As a society we are trying to exchange the joy of Christmas for temporary pleasure.  There is a big difference.  Most people want joy – yet while they want joy they don’t know how to get it so they pursue happiness instead.  It is a matter of perspective.

Happiness is temporary          joy is eternal

Happiness  is an external emotion   joy is an internal satisfaction

Happiness comes and goes with circumstances

Joy is an ever increasing byproduct of a life well lived.

IV.  Christmas joy is enhanced by relationships

There is a little chorus I used to sing as a child in church.  If you want joy, real joy, wonderful joy, let Jesus come into your life.  That is the good news of Christmas.  We centered our joy in relationships not products or events or circumstances but in relationships.

The shepherds in this story were poor itinerant wanderers but they had joy.  They were scratching out a living in a difficult environment but they had joy.  When they heard the news they responded with great joy glorifying God in the highest. 

The joy of Christmas is not centered around gift giving although that is a nice thing; it is not centered around a day off work or a week off school even though that is a nice thing – it is centered on relationships?  Do you know what people want most at Christmas – to be with their family. . . the people they love – with friends that they care about – to laugh and sing and joke and worship with those who are meaningful to them.  Relationships!!!  The stuff of life.

Even if those relationships in your life are not abundant or where they should be; the greatest relationship is the one you can have with Jesus Christ as your Savior. 

Things may not always be perfect but he says:  I will not leave you nor forsake you.

My heart may ache over the loss of a loved one but Jesus says there will be a great reunion one day with those who believe so I can have joy.

My family wasn’t the greatest but Jesus says I will be a friend that will stick closer than a brother.

My health may not be the best and I have a lot of pain but one day all my pain will dissolve in the light of his glorious face so I can have joy.

My finances are not up to par but I have a heavenly father who knows my needs and cares about me so I can have joy.

My past is pretty messy but Jesus has forgiven me of all my sins so I can have joy.
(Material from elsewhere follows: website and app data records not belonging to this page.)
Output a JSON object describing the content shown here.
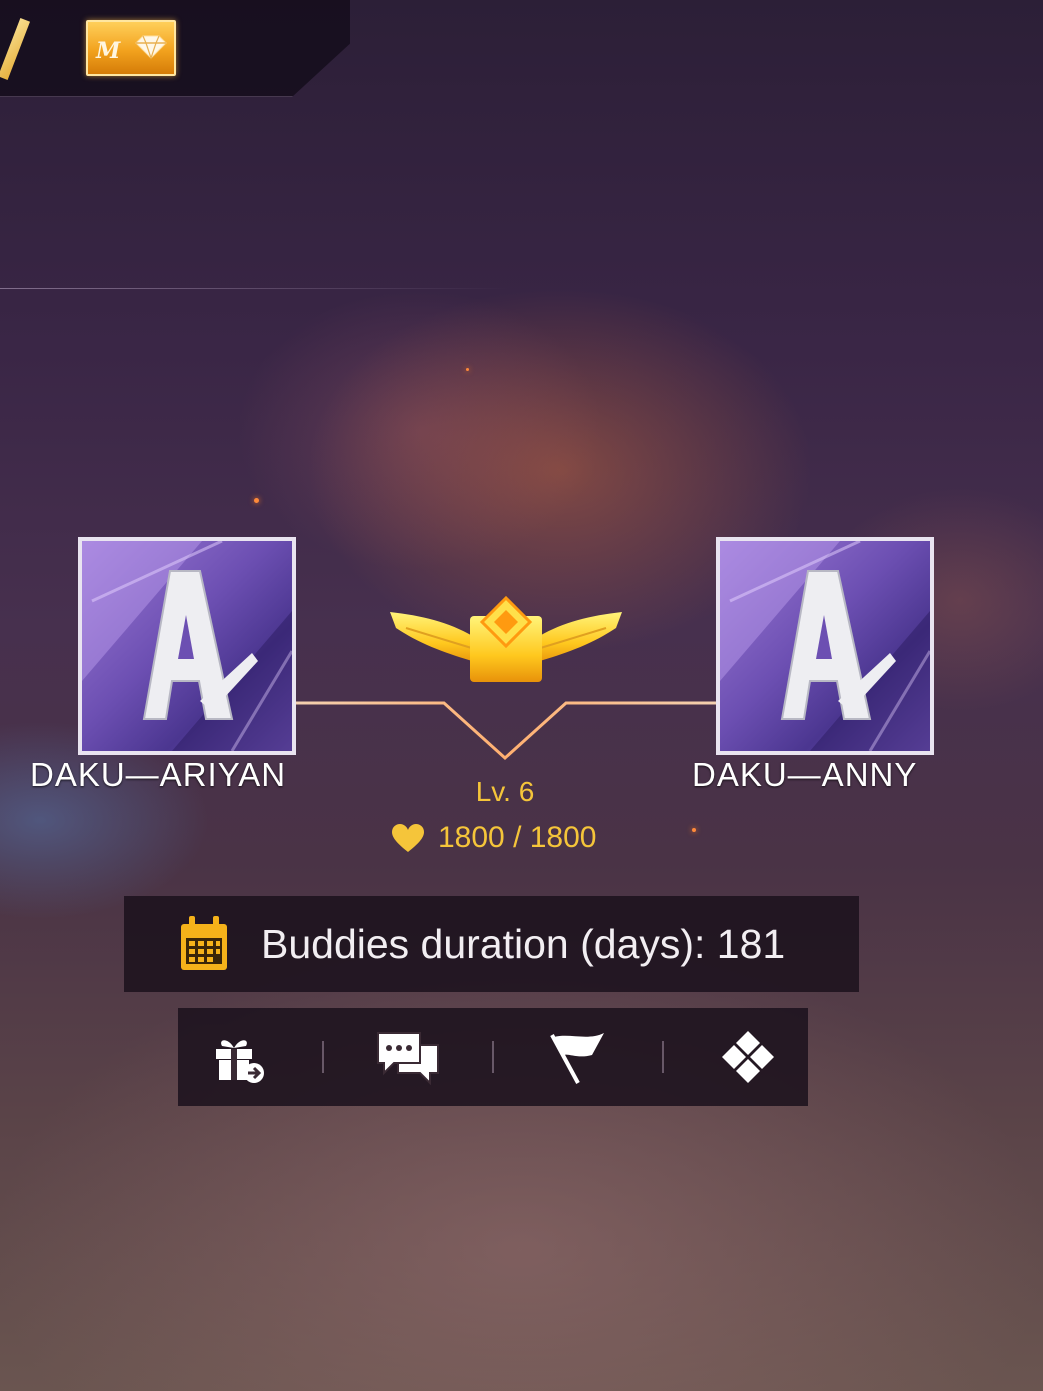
{
  "colors": {
    "accent_gold": "#f5c53a",
    "panel_bg": "#1c121e",
    "avatar_purple": "#6c4fb2"
  },
  "header": {
    "slash_icon": "gold-slash-icon",
    "badge": {
      "letter": "M",
      "icon": "diamond-icon"
    }
  },
  "buddies": {
    "left": {
      "name": "DAKU_ARIYAN",
      "avatar_letter": "A",
      "display": "DAKU—ARIYAN"
    },
    "right": {
      "name": "DAKU_ANNY",
      "avatar_letter": "A",
      "display": "DAKU—ANNY"
    },
    "emblem_icon": "winged-emblem-icon",
    "level": "Lv. 6",
    "intimacy": "1800 / 1800"
  },
  "duration": {
    "icon": "calendar-icon",
    "text": "Buddies duration (days): 181"
  },
  "actions": [
    {
      "icon": "gift-icon"
    },
    {
      "icon": "chat-icon"
    },
    {
      "icon": "flag-icon"
    },
    {
      "icon": "diamond-grid-icon"
    }
  ]
}
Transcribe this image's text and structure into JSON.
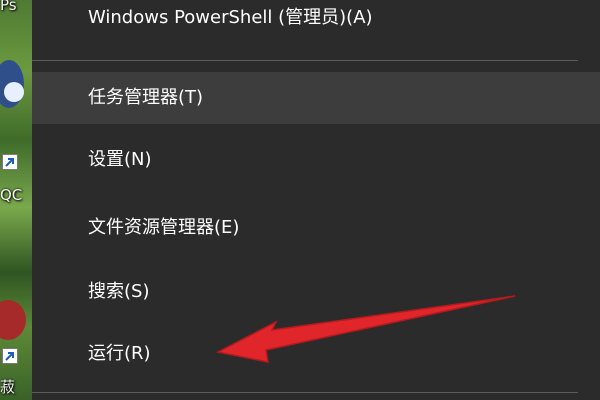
{
  "desktop": {
    "labels": [
      "Ps",
      "QC",
      "菽"
    ],
    "shortcut_icon": "shortcut-arrow-icon",
    "app_icon": "qq-icon"
  },
  "context_menu": {
    "items": [
      {
        "label": "Windows PowerShell (管理员)(A)",
        "hovered": false
      },
      {
        "label": "任务管理器(T)",
        "hovered": true
      },
      {
        "label": "设置(N)",
        "hovered": false
      },
      {
        "label": "文件资源管理器(E)",
        "hovered": false
      },
      {
        "label": "搜索(S)",
        "hovered": false
      },
      {
        "label": "运行(R)",
        "hovered": false
      }
    ],
    "background_color": "#2b2b2b",
    "hover_color": "#3d3d3d",
    "text_color": "#ffffff"
  },
  "annotation": {
    "type": "red-arrow",
    "points_to": "运行(R)",
    "color": "#e0262a"
  }
}
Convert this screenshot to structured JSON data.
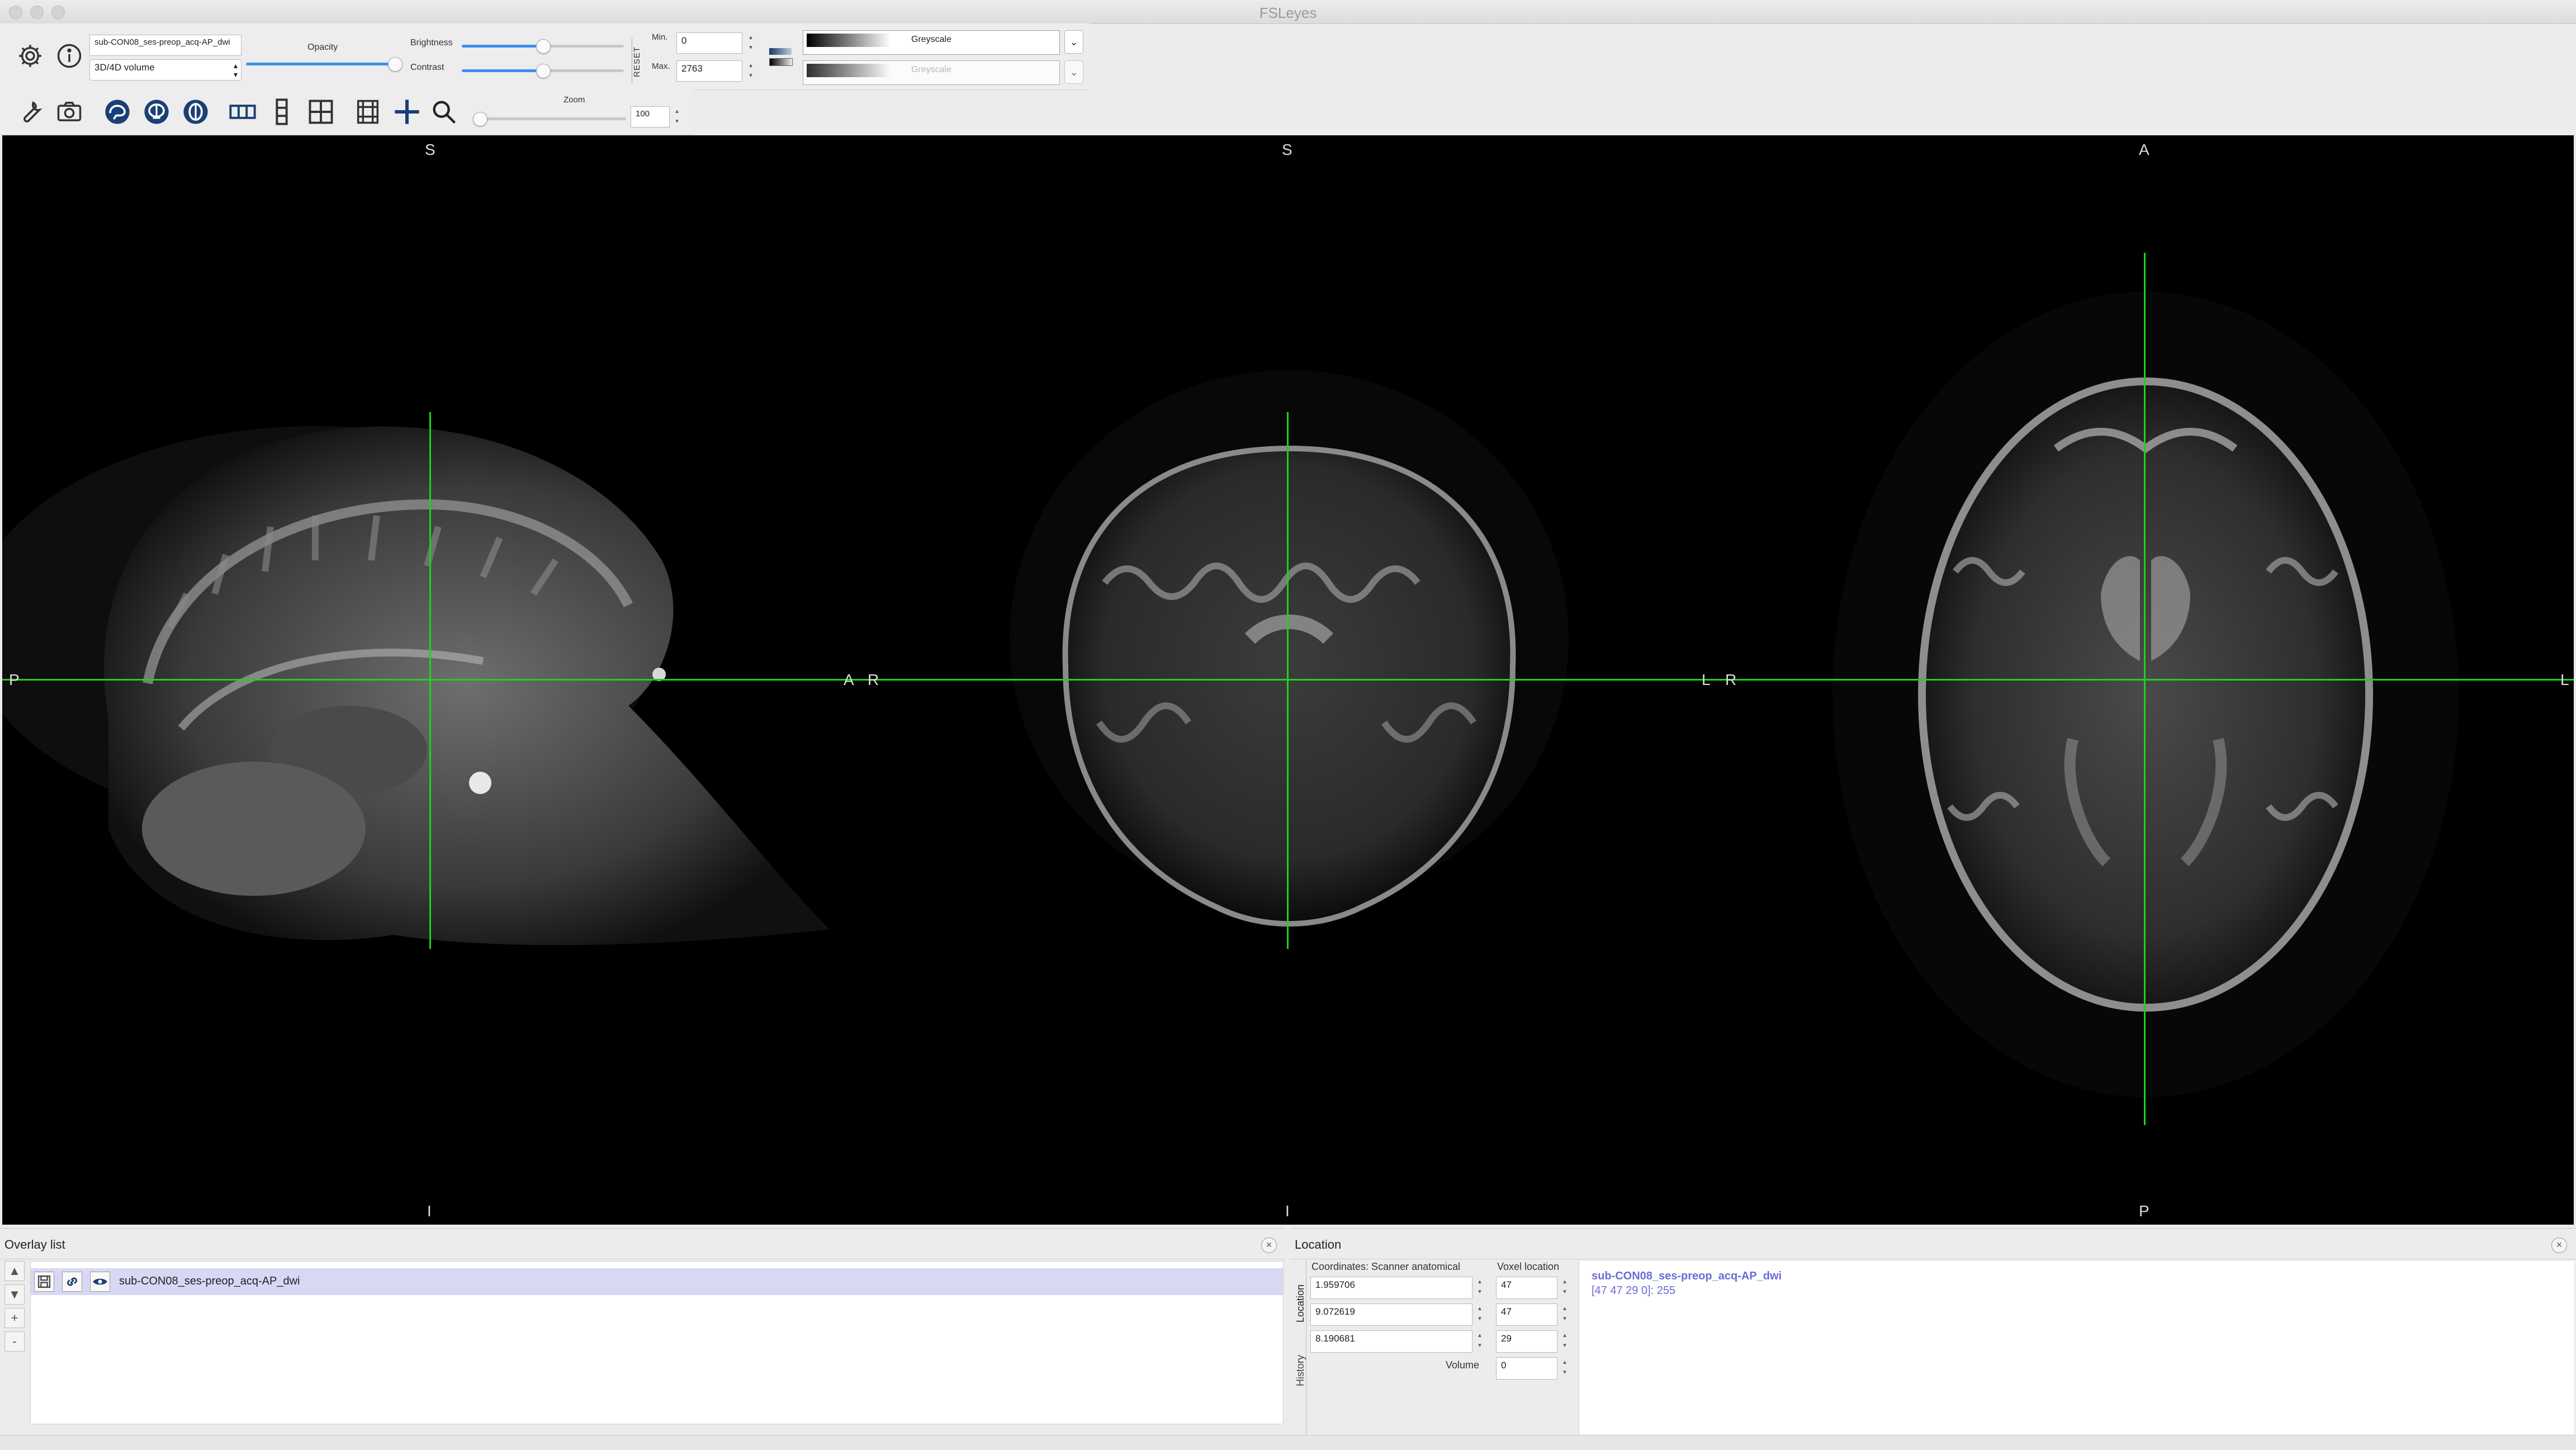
{
  "window": {
    "title": "FSLeyes"
  },
  "toolbar": {
    "overlay_name": "sub-CON08_ses-preop_acq-AP_dwi",
    "overlay_type": "3D/4D volume",
    "opacity_label": "Opacity",
    "opacity_value": 0.95,
    "brightness_label": "Brightness",
    "brightness_value": 0.5,
    "contrast_label": "Contrast",
    "contrast_value": 0.5,
    "reset_label": "RESET",
    "min_label": "Min.",
    "min_value": "0",
    "max_label": "Max.",
    "max_value": "2763",
    "cmap_primary": "Greyscale",
    "cmap_secondary": "Greyscale",
    "zoom_label": "Zoom",
    "zoom_value": "100"
  },
  "canvas": {
    "crosshair_color": "#1ed21e",
    "sagittal": {
      "top": "S",
      "bottom": "I",
      "left": "P",
      "right": "A"
    },
    "coronal": {
      "top": "S",
      "bottom": "I",
      "left": "R",
      "right": "L"
    },
    "axial": {
      "top": "A",
      "bottom": "P",
      "left": "R",
      "right": "L"
    }
  },
  "overlay_list": {
    "title": "Overlay list",
    "items": [
      {
        "name": "sub-CON08_ses-preop_acq-AP_dwi",
        "selected": true
      }
    ],
    "buttons": {
      "up": "▲",
      "down": "▼",
      "add": "+",
      "remove": "-"
    },
    "selection_color": "#d8d8f4"
  },
  "location": {
    "title": "Location",
    "tabs": [
      "Location",
      "History"
    ],
    "coords_header": "Coordinates: Scanner anatomical",
    "voxel_header": "Voxel location",
    "coords": [
      "1.959706",
      "9.072619",
      "8.190681"
    ],
    "voxels": [
      "47",
      "47",
      "29"
    ],
    "volume_label": "Volume",
    "volume_value": "0",
    "info_name": "sub-CON08_ses-preop_acq-AP_dwi",
    "info_value": "[47 47 29 0]: 255",
    "info_color": "#6b6bd6"
  }
}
Many people have the attitude that once I get my life straightened out, I can have joy; once all my troubles are over I can have joy; once I retire I can have joy.  

You can’t wait on joy.  You have to seize it, embrace it, and allow it to change your attitude.

You want joy this Christmas.  Remember those great memories and then add to them some new ones.  Have a heart of forgiveness for those who have hurt you and move on with your life.  Put it into perspective and establish a relationship with Jesus Christ at the center of your life.